TUNISIAN-LIBYAN BORDER // Flag-waving supporters of the Libyan leader Muammar Qaddafi paid a surprise visit to the Tunisian border yesterday to tell fleeing refugees and Tunisian soldiers that his rule was intact despite a continuing revolt.
Several men, in the back of a blue Toyota pick-up, swung through the Libyan border post and pulled up beside the Tunisian gate. "Everything that media are reporting about trouble in Libya is false," said one of the men, Mosbah Zemzel, 28, tossing juice boxes and chocolate biscuits over the fence to a crowd of refugees, in sight of gathered journalists. "The leader is in charge and there are no problems."
Mr Zemzel and his companions, who described themselves simply as Libyan citizens, were accompanied by several other men in separate cars who chatted with media gathered in this no-man's land but did not clearly identify themselves.
Nearby, refugees were picking their way toward Tunisia through a wasteland of discarded luggage and clothing. Tunisian authorities say that at least 75,000 people have fled into the country from Libya, turning the border post of Ras Ajdir into a human traffic jam.
On Tuesday, refugees pressed into the several hundred yards of open ground between the borders scuffled with Tunisian guards, who fired warning shots in the air and struggled to push back people trying to scale the cement border wall.
Yesterday, the area was empty of people. While it was not clear how many refugees entered Tunisia yesterday, they did so in orderly fashion, queuing first to have passports stamped and second for a tuna sandwich from charity workers inside the border.
Several kilometres inside Tunisia, yellow buses were pulling away from a tent camp run by the Red Crescent, the United Nations' High Commission for Refugees (UNHCR) and the Tunisian army, where more than 18,000 thousand refugees were hunkered down to await repatriation.
Other refugees are housed in schools and other public buildings in the region, said Benoit Carpentier, communication coordinator for the International Federation of the Red Cross and Red Crescent.
However, transportation home for refugees is still lacking, Mr Carpentier said. "There are more people than there are solutions. And we don't know how many people are still waiting on the Libyan side," he said.
One stranded refugee in a bind was Delouar Hussain, 29, a Bangladeshi construction company foreman who entered Tunisia yesterday after waiting for three days on the Libyan side of the border, who said he was uncertain of how he would get home.
"And on the way here, soldiers and police at checkpoints took my phone memory card, my phone, my money - everything," said Mr Hussain, echoing a common complaint among refugees at Ras Ajdir.
Most refugees are foreign workers in Libya who are fleeing violence as anti-government protests have accelerated into armed revolt against Colonel Qaddafi. Security forces have repeatedly opened fire on protesters in several cities, according to witnesses cited by news media.

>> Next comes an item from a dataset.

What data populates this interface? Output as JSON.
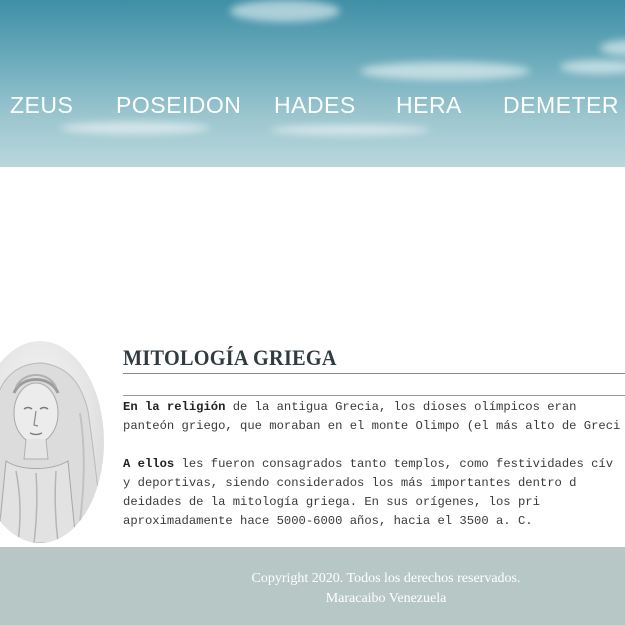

"I couldn't even go outside my house to buy food because the shops were mostly closed, and I might have been killed in the fighting," Mr Hussain said. "I only left Bangladesh to work and send money to my family."
Colonel Qaddafi has denied that his regime has used violence to quell protests and blames unrest on al Qa'eda and foreign meddling in Libya.
A speech by his son, Saif al Islam Qaddafi, on February 20 telling Libyans to beware of foreigners appears to have helped trigger a mass exodus of foreign workers from the country. At least 140,000 people have fled so far into Tunisia and Egypt.
Colonel Qaddafi has lost control of eastern Libya but appears well entrenched in Tripoli, where he enjoys a degree of popular support.
Yesterday, the leader's forces attacked the coastal city of Brega, held by rebels who have begun to organise an opposition government in the city of Benghazi, Libya's main commercial centre after the capitol, Tripoli.